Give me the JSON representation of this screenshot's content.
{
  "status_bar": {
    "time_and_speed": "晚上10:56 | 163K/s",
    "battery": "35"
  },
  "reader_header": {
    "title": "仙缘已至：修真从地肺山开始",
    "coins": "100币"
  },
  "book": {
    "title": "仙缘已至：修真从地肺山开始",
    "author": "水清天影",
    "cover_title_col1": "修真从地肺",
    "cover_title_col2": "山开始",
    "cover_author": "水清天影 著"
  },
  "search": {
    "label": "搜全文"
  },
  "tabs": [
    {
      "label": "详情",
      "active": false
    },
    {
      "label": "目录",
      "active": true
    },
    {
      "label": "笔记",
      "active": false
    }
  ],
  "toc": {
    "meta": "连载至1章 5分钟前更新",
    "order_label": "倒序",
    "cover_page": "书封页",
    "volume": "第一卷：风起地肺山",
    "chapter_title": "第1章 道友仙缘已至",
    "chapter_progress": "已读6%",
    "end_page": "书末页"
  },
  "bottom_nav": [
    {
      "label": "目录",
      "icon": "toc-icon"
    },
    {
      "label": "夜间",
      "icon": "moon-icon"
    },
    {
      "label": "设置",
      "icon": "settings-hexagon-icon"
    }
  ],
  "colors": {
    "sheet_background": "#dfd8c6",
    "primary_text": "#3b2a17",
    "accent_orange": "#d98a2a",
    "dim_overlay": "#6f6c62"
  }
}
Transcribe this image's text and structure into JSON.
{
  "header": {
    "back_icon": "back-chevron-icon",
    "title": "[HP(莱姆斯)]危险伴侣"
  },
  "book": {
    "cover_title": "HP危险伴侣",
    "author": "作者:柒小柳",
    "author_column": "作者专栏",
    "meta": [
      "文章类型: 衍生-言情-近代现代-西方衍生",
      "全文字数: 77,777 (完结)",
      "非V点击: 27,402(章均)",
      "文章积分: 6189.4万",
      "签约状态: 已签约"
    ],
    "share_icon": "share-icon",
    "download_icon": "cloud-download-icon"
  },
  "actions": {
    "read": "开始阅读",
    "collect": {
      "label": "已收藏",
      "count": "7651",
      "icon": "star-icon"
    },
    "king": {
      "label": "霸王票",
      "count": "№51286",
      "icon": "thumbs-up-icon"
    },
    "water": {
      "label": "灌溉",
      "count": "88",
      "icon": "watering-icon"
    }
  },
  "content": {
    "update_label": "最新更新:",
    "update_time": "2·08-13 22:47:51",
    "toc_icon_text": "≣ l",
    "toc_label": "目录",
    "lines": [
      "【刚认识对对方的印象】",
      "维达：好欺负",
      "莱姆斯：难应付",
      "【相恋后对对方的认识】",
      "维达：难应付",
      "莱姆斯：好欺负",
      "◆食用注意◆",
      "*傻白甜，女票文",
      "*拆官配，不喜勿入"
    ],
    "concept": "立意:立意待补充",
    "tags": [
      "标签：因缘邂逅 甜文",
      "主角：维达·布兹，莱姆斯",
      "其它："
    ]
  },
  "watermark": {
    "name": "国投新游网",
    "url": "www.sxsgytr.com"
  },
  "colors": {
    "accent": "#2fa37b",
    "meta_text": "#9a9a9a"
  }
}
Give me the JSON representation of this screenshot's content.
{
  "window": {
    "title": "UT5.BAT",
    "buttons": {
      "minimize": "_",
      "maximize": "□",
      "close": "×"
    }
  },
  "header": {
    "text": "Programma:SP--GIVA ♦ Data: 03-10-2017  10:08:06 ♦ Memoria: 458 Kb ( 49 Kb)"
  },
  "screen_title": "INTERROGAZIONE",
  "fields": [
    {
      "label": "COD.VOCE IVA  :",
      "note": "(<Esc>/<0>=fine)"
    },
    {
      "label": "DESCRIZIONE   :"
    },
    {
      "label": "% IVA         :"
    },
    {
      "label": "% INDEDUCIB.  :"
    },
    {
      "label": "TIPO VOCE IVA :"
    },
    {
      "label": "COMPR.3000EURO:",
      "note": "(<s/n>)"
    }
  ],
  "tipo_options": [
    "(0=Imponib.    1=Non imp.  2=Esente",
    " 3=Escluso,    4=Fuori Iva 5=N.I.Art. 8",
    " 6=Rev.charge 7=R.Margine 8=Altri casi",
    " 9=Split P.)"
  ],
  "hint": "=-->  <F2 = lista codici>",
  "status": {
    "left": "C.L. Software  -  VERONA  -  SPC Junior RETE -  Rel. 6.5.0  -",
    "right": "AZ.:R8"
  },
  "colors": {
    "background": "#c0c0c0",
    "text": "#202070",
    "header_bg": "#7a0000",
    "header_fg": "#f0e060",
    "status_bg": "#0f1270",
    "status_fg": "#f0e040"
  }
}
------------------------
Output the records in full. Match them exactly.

Written response:
Give me the JSON representation of this screenshot's content.
{
  "status_bar": {
    "time_and_speed": "晚上10:56 | 163K/s",
    "battery": "35"
  },
  "reader_header": {
    "title": "仙缘已至：修真从地肺山开始",
    "coins": "100币"
  },
  "book": {
    "title": "仙缘已至：修真从地肺山开始",
    "author": "水清天影",
    "cover_title_col1": "修真从地肺",
    "cover_title_col2": "山开始",
    "cover_author": "水清天影 著"
  },
  "search": {
    "label": "搜全文"
  },
  "tabs": [
    {
      "label": "详情",
      "active": false
    },
    {
      "label": "目录",
      "active": true
    },
    {
      "label": "笔记",
      "active": false
    }
  ],
  "toc": {
    "meta": "连载至1章 5分钟前更新",
    "order_label": "倒序",
    "cover_page": "书封页",
    "volume": "第一卷：风起地肺山",
    "chapter_title": "第1章 道友仙缘已至",
    "chapter_progress": "已读6%",
    "end_page": "书末页"
  },
  "bottom_nav": [
    {
      "label": "目录",
      "icon": "toc-icon"
    },
    {
      "label": "夜间",
      "icon": "moon-icon"
    },
    {
      "label": "设置",
      "icon": "settings-hexagon-icon"
    }
  ],
  "colors": {
    "sheet_background": "#dfd8c6",
    "primary_text": "#3b2a17",
    "accent_orange": "#d98a2a",
    "dim_overlay": "#6f6c62"
  }
}
Transcribe this image's text and structure into JSON.
{
  "header": {
    "back_icon": "back-chevron-icon",
    "title": "[HP(莱姆斯)]危险伴侣"
  },
  "book": {
    "cover_title": "HP危险伴侣",
    "author": "作者:柒小柳",
    "author_column": "作者专栏",
    "meta": [
      "文章类型: 衍生-言情-近代现代-西方衍生",
      "全文字数: 77,777 (完结)",
      "非V点击: 27,402(章均)",
      "文章积分: 6189.4万",
      "签约状态: 已签约"
    ],
    "share_icon": "share-icon",
    "download_icon": "cloud-download-icon"
  },
  "actions": {
    "read": "开始阅读",
    "collect": {
      "label": "已收藏",
      "count": "7651",
      "icon": "star-icon"
    },
    "king": {
      "label": "霸王票",
      "count": "№51286",
      "icon": "thumbs-up-icon"
    },
    "water": {
      "label": "灌溉",
      "count": "88",
      "icon": "watering-icon"
    }
  },
  "content": {
    "update_label": "最新更新:",
    "update_time": "2·08-13 22:47:51",
    "toc_icon_text": "≣ l",
    "toc_label": "目录",
    "lines": [
      "【刚认识对对方的印象】",
      "维达：好欺负",
      "莱姆斯：难应付",
      "【相恋后对对方的认识】",
      "维达：难应付",
      "莱姆斯：好欺负",
      "◆食用注意◆",
      "*傻白甜，女票文",
      "*拆官配，不喜勿入"
    ],
    "concept": "立意:立意待补充",
    "tags": [
      "标签：因缘邂逅 甜文",
      "主角：维达·布兹，莱姆斯",
      "其它："
    ]
  },
  "watermark": {
    "name": "国投新游网",
    "url": "www.sxsgytr.com"
  },
  "colors": {
    "accent": "#2fa37b",
    "meta_text": "#9a9a9a"
  }
}
Give me the JSON representation of this screenshot's content.
{
  "window": {
    "title": "UT5.BAT",
    "buttons": {
      "minimize": "_",
      "maximize": "□",
      "close": "×"
    }
  },
  "header": {
    "text": "Programma:SP--GIVA ♦ Data: 03-10-2017  10:08:06 ♦ Memoria: 458 Kb ( 49 Kb)"
  },
  "screen_title": "INTERROGAZIONE",
  "fields": [
    {
      "label": "COD.VOCE IVA  :",
      "note": "(<Esc>/<0>=fine)"
    },
    {
      "label": "DESCRIZIONE   :"
    },
    {
      "label": "% IVA         :"
    },
    {
      "label": "% INDEDUCIB.  :"
    },
    {
      "label": "TIPO VOCE IVA :"
    },
    {
      "label": "COMPR.3000EURO:",
      "note": "(<s/n>)"
    }
  ],
  "tipo_options": [
    "(0=Imponib.    1=Non imp.  2=Esente",
    " 3=Escluso,    4=Fuori Iva 5=N.I.Art. 8",
    " 6=Rev.charge 7=R.Margine 8=Altri casi",
    " 9=Split P.)"
  ],
  "hint": "=-->  <F2 = lista codici>",
  "status": {
    "left": "C.L. Software  -  VERONA  -  SPC Junior RETE -  Rel. 6.5.0  -",
    "right": "AZ.:R8"
  },
  "colors": {
    "background": "#c0c0c0",
    "text": "#202070",
    "header_bg": "#7a0000",
    "header_fg": "#f0e060",
    "status_bg": "#0f1270",
    "status_fg": "#f0e040"
  }
}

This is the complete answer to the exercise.